What were your thoughts when you first encountered the concept behind this anthology?

My first thought was, what the #@&%? No, seriously. The title alone sounded crazy. But I like crazy, so I was pretty much in at that point. As for the deeper theme, it was fun because it didn’t make me keep to a tight little genre box. That’s always a major plus for writers, and definitely for me because I’ve built a career out of shifting, blending and jumping genres. So, this was really seasoned to my tastes.

With the theme in question, you could have taken your story in any number of different directions.  How did you come up with your particular idea?

Because the framework seemed a little wacky (in a good way) it immediately felt like a ‘Sam Hunter’ story. Sam is a private eye with a fearsome secret who slouches his way through several of my recent short stories. The Sam Hunter stories are blend of noir mystery, snarky humor and supernatural horror. I had wanted to do a story set on the fringes of the organized crime world, but which focused on the children of criminals. One of my working titles was ‘Offspring’, but as the story evolved in the telling I changed it to the much more appropriate ‘We All Make Sacrifices’. Like all of the Sam Hunter stories there is a bit of moral outrage here, and some very nasty comeuppance.

What challenges if any did it pose having to incorporate a particular phrase into the flow of your story and making it seem perfectly natural?  

I’m pretty sure Sam Hunter says something like that in a lot of his stories. I put him in those kinds of situations. If he was a real person he’d want to beat the crap out of me, I have no doubt. So, there wasn’t any kind of difficulty in putting that phrase in Sam’s mouth.

What kind of research did you have to do for your story?
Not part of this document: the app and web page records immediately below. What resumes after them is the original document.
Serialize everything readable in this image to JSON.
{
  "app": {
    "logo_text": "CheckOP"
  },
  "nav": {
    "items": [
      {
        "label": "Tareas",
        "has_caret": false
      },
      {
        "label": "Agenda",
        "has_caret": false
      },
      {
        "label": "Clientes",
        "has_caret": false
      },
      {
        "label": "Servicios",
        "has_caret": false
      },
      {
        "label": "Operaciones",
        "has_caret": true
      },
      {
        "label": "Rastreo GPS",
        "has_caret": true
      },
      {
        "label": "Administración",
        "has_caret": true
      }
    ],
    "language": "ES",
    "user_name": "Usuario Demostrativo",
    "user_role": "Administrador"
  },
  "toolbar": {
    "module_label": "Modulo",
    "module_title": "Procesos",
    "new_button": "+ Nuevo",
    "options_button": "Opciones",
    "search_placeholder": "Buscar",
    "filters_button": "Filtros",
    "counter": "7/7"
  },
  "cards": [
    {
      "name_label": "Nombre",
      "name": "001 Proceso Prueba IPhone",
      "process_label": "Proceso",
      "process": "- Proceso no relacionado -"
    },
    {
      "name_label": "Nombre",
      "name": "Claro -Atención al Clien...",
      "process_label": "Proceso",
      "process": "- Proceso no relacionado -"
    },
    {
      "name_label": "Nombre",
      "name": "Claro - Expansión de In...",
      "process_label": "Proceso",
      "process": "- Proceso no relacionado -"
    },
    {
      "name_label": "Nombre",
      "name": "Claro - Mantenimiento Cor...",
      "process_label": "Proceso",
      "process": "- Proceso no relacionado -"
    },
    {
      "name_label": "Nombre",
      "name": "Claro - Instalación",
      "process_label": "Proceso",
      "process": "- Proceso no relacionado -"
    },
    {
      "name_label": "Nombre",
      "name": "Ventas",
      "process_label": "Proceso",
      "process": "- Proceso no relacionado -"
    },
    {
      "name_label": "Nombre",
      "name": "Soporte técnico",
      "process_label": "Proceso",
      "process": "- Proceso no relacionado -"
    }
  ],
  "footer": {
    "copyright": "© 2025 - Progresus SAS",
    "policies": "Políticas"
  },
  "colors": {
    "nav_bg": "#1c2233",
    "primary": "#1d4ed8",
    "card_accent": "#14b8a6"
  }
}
I’m always doing some poking around in the minds and practices of criminals, but I’m particularly fascinated by their day-to-day lives, and the lives of the people in their families. I did some reading but mostly drew on conversations I’ve had with people on both sides of the law. It fascinated me how willing cops and crooks are to talk about their lives –especially to writers. Maybe they think that because we do fiction we don’t take their stuff seriously. Yeah. We do.

What else are you working on right now?  Anything you have coming out that you’d like to talk about?

This is the busiest phase of my career. I have a slew of books just out and coming out, including Kill Switch (the 8th Joe Ledger novel), “Dark of Night” (a novella featuring Joe Ledger and Dez Fox), Vault of Shadows (the 2nd book in my middle grade science fiction/horror mash-up series, The Nightsiders), Mars One (a YA novel about the first colonists going to Mars); and a slew of anthologies I’ve edited, including The X-Files: The Truth is Out There, V-Wars Vol. IV: Shockwaves, Out of Tune Vol. II, Scary Out There, and Alternate Sherlocks. Plus, I’m out in support of my first board game, V-Wars: A Game of Blood and Betrayal. At the same time I’m writing several novels this year including the 9th Joe Ledger novel (Dogs of War), a novel about teenage Dana Scully (X-Files Origins: Devil’s Advocate), a standalone horror novel for adults (Glimpse), and a YA novel about a teen bodyguard (Watch Over Me).